*Requirement*
Give back each line of the listing below that contains the string "Windows".

*Data records*
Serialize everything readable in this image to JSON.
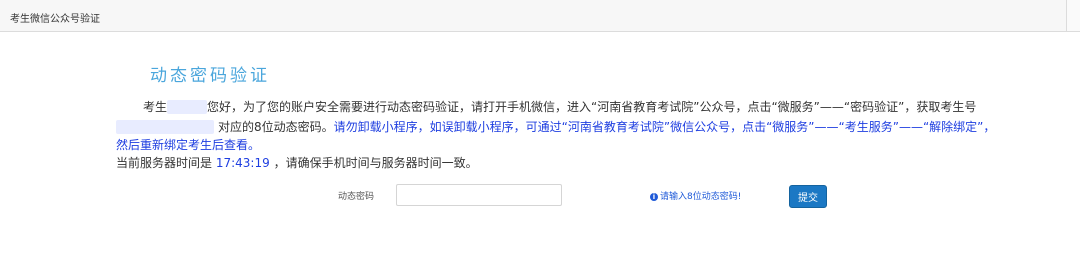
{
  "topbar": {
    "title": "考生微信公众号验证"
  },
  "heading": "动态密码验证",
  "message": {
    "line1_prefix": "考生",
    "line1_text": "您好，为了您的账户安全需要进行动态密码验证，请打开手机微信，进入“河南省教育考试院”公众号，点击“微服务”——“密码验证”，获取考生号",
    "line2_text": "对应的8位动态密码。",
    "line2_blue": "请勿卸载小程序，如误卸载小程序，可通过“河南省教育考试院”微信公众号，点击“微服务”——“考生服务”——“解除绑定”，",
    "line3_blue": "然后重新绑定考生后查看。",
    "server_prefix": "当前服务器时间是",
    "server_time": "17:43:19",
    "server_suffix": "，请确保手机时间与服务器时间一致。"
  },
  "form": {
    "label": "动态密码",
    "input_value": "",
    "hint": "请输入8位动态密码!",
    "submit_label": "提交"
  },
  "colors": {
    "heading": "#4aa6dc",
    "link_text": "#1e3ee0",
    "button": "#1b78c4"
  },
  "icons": {
    "hint_icon": "info-circle-icon"
  }
}
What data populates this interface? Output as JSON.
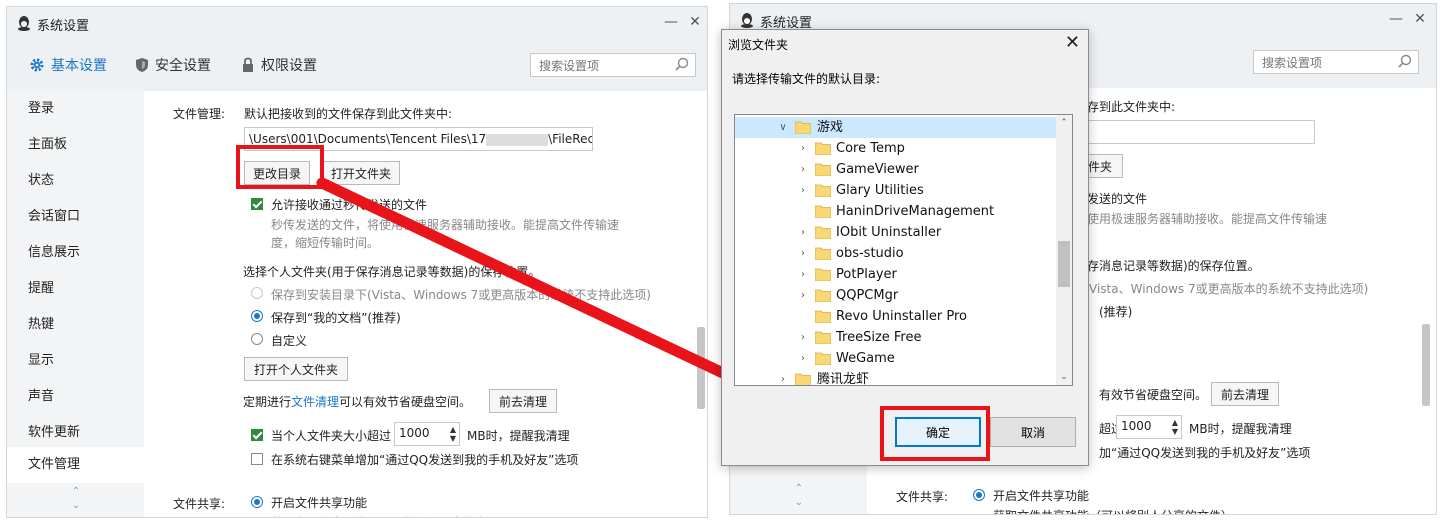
{
  "window": {
    "title": "系统设置"
  },
  "tabs": [
    {
      "label": "基本设置"
    },
    {
      "label": "安全设置"
    },
    {
      "label": "权限设置"
    }
  ],
  "search": {
    "placeholder": "搜索设置项"
  },
  "sidebar": {
    "items": [
      "登录",
      "主面板",
      "状态",
      "会话窗口",
      "信息展示",
      "提醒",
      "热键",
      "显示",
      "声音",
      "软件更新",
      "文件管理"
    ],
    "active": "文件管理"
  },
  "file_mgmt": {
    "section_label": "文件管理:",
    "default_desc": "默认把接收到的文件保存到此文件夹中:",
    "path_prefix": "\\Users\\001\\Documents\\Tencent Files\\17",
    "path_suffix": "\\FileRecv\\",
    "change_dir_button": "更改目录",
    "open_folder_button": "打开文件夹",
    "allow_fast_label": "允许接收通过秒传发送的文件",
    "allow_fast_desc_1": "秒传发送的文件，将使用极速服务器辅助接收。能提高文件传输速",
    "allow_fast_desc_2": "度，缩短传输时间。",
    "personal_folder_title": "选择个人文件夹(用于保存消息记录等数据)的保存位置。",
    "radio_install_dir": "保存到安装目录下(Vista、Windows 7或更高版本的系统不支持此选项)",
    "radio_my_docs": "保存到“我的文档”(推荐)",
    "radio_custom": "自定义",
    "open_personal_button": "打开个人文件夹",
    "cleanup_pre": "定期进行",
    "cleanup_link": "文件清理",
    "cleanup_post": "可以有效节省硬盘空间。",
    "cleanup_button": "前去清理",
    "size_warn_pre": "当个人文件夹大小超过",
    "size_value": "1000",
    "size_warn_post": "MB时，提醒我清理",
    "context_menu_label": "在系统右键菜单增加“通过QQ发送到我的手机及好友”选项",
    "share_label": "文件共享:",
    "share_enable": "开启文件共享功能",
    "share_next": "获取文件共享功能（可以将别人分享的文件）"
  },
  "right_partial": {
    "desc_tail": "存到此文件夹中:",
    "btn_tail": "件夹",
    "fast_tail": "发送的文件",
    "fast_desc_tail": "使用极速服务器辅助接收。能提高文件传输速",
    "personal_tail": "存消息记录等数据)的保存位置。",
    "install_tail": "Vista、Windows 7或更高版本的系统不支持此选项)",
    "mydocs_tail": "(推荐)",
    "cleanup_tail": "有效节省硬盘空间。",
    "size_pre_tail": "超过",
    "context_tail": "加“通过QQ发送到我的手机及好友”选项"
  },
  "dialog": {
    "title": "浏览文件夹",
    "prompt": "请选择传输文件的默认目录:",
    "selected": "游戏",
    "folders": [
      "Core Temp",
      "GameViewer",
      "Glary Utilities",
      "HaninDriveManagement",
      "IObit Uninstaller",
      "obs-studio",
      "PotPlayer",
      "QQPCMgr",
      "Revo Uninstaller Pro",
      "TreeSize Free",
      "WeGame"
    ],
    "expandable": [
      true,
      true,
      true,
      false,
      true,
      true,
      true,
      true,
      false,
      true,
      true
    ],
    "last_folder": "腾讯龙虾",
    "ok_button": "确定",
    "cancel_button": "取消"
  },
  "colors": {
    "accent": "#1b76c8",
    "annotation": "#e8141a",
    "check": "#2e8b3d"
  }
}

*Answer space*
    "radio_install_dir": "保存到安装目录下(Vista、Windows 7或更高版本的系统不支持此选项)",
    "install_tail": "Vista、Windows 7或更高版本的系统不支持此选项)",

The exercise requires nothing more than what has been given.